It is normally the winners, not the losers, who erect triumphal irches at a war’s end. Yet at Parlington Park in West Yorkshire, some two hundred miles north of London, stands this monument, boldly dedicated to Liberty in North America Triumphant, MDCCLXXXIII . Built in 1783, the year America officially wrested her independence from England, it is the little-known creation of Sir Thomas Gascoigne, the eighth Baronet of Parlington and an aristocrat with distinctly individual views.
He was born in France in 1745 and went on the Grand Tour at twenty—quite unexceptional in itself for someone with his background, were it not that in Rome he made a sexual attack on his coachman that resulted in a drunken brawl and the unfortunate man’s death. Though not prosecuted, Gascoigne left Italy abruptly. In 1771 he succeeded his elder brother to the baronetcy, and nine years later he entered the House of Commons as a Whig. During his undistinguished five-year parliamentary career he is known to have made only one speech-on a motion to license horse dealers-but he was a loyal party man, a steadfast if silent foe of Lord North’s government and its harshness toward the colonies.
It is difficult for Americans to understand how deeply split English public opinion was before and during the Revolution. At one time, wrote Charles Fox, a leader of the pro-American minority, his followers “were called Americans … in short, they were anything but Englishmen.” But in Yorkshire, where economic well-being depended on a healthy American market for manufactured cloth, men who shared Gascoigne’s views were fairly safe. The countryside was dominated by sympathetic Whig families, and the local Whig press was openly friendly to the American cause: it urged the ringing of church bells at the repeal of the Stamp Act, warned of impending economic disaster when the break came in 1776, and took an openly skeptical view of official dispatches once the war was underway.
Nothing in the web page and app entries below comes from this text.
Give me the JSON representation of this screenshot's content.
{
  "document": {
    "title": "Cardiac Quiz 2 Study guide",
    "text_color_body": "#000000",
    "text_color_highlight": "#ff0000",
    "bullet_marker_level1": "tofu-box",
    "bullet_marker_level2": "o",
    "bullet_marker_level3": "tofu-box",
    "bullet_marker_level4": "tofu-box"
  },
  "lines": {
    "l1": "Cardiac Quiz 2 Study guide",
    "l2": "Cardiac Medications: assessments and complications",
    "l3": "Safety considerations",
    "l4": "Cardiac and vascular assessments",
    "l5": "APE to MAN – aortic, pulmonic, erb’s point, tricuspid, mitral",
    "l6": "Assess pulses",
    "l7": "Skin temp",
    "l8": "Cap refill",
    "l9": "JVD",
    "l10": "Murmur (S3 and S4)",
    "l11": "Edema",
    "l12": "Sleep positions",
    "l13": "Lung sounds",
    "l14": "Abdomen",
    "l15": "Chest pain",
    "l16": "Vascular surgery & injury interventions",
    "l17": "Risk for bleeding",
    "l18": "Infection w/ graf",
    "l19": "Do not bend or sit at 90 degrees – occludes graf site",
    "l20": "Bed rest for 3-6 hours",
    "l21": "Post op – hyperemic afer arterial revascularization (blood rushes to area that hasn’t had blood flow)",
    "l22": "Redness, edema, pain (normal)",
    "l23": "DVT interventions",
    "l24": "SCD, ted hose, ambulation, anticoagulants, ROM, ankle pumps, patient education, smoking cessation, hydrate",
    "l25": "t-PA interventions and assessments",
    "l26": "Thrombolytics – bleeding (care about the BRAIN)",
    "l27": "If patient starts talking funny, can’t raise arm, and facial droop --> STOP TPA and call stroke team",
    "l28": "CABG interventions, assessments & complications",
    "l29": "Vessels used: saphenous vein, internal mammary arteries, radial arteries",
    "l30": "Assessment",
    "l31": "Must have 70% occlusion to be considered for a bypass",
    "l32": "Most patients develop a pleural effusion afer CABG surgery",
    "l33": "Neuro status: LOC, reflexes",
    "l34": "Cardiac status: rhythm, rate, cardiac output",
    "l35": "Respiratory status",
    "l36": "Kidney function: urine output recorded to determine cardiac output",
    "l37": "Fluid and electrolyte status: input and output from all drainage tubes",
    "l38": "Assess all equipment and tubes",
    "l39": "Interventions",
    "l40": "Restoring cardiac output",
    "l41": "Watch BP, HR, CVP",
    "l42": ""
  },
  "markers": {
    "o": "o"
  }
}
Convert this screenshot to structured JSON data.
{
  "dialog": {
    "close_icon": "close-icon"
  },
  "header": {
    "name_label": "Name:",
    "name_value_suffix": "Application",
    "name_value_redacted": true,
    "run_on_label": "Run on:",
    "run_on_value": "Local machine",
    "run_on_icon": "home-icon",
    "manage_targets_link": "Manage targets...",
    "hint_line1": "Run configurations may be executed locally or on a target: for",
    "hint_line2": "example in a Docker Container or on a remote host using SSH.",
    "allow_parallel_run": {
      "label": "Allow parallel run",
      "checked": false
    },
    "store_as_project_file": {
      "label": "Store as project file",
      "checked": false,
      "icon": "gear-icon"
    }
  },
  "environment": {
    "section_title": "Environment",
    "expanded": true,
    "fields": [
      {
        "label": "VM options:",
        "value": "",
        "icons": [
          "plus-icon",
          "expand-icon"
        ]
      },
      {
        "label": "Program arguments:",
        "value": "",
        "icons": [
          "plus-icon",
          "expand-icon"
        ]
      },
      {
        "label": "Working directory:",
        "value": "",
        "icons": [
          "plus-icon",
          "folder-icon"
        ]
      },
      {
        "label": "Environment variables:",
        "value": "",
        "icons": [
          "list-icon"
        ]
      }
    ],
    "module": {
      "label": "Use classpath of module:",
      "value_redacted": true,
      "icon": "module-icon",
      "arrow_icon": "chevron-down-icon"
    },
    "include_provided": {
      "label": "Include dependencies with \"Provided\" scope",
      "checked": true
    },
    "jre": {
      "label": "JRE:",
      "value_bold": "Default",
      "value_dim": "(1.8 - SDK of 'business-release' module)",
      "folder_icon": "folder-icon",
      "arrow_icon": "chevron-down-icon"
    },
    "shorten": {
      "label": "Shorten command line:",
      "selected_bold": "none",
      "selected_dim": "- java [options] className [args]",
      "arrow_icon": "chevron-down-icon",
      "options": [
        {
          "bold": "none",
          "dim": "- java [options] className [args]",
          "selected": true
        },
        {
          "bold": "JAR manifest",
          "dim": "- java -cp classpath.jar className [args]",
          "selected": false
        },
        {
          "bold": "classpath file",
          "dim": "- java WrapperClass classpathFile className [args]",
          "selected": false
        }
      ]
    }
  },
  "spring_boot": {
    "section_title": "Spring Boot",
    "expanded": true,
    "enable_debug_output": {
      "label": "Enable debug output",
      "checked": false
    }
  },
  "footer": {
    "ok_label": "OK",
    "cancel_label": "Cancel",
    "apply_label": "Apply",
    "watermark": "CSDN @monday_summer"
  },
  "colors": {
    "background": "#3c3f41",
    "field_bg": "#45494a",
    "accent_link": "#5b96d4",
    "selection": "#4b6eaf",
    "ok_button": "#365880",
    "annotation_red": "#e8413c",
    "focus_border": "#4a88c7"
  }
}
Gascoigne’s great arch was apparently first intended as a monument to himself; the family archives contain a crude drawing (perhaps done by Sir Thomas) with no other inscription than Tho: Gascoigne: Eques: MDCCLXXX . But news of the American victory at Yorktown in October, 1781, followed in March of the next year by the fall of North’s hated government, evidently moved Gascoigne to a more grandiose vision. He hired Thomas Leverton, a well-known architect, to draw up a second, more impressive arch with a jubilant new political message for posterity: To that Virtue which for a series of Years resisted Oppression & by a glorious Peace rescued its Country & Millions from Slavery T.G. dedicates this arch. 1782. The arch was completed the next year, though with a shorter dedication; perhaps the original would not fit.
Gascoigne lived on, breeding prize race horses and farming his lands until 1810, his brave inscription rarely read by anyone except the inhabitants of his little stone village of Aberford. But, according to local legend, at least one outsider who saw it was deeply wounded. Four years before Gascoigne’s death, the Prince of Wales, the future George IV, toured Yorkshire and visited Gascoigne’s estate. Glimpsing the arch, he winced, professed himself appalled by a “man who could thus perpetuate the Memory of England’s defeats…,” and refused to meet its builder.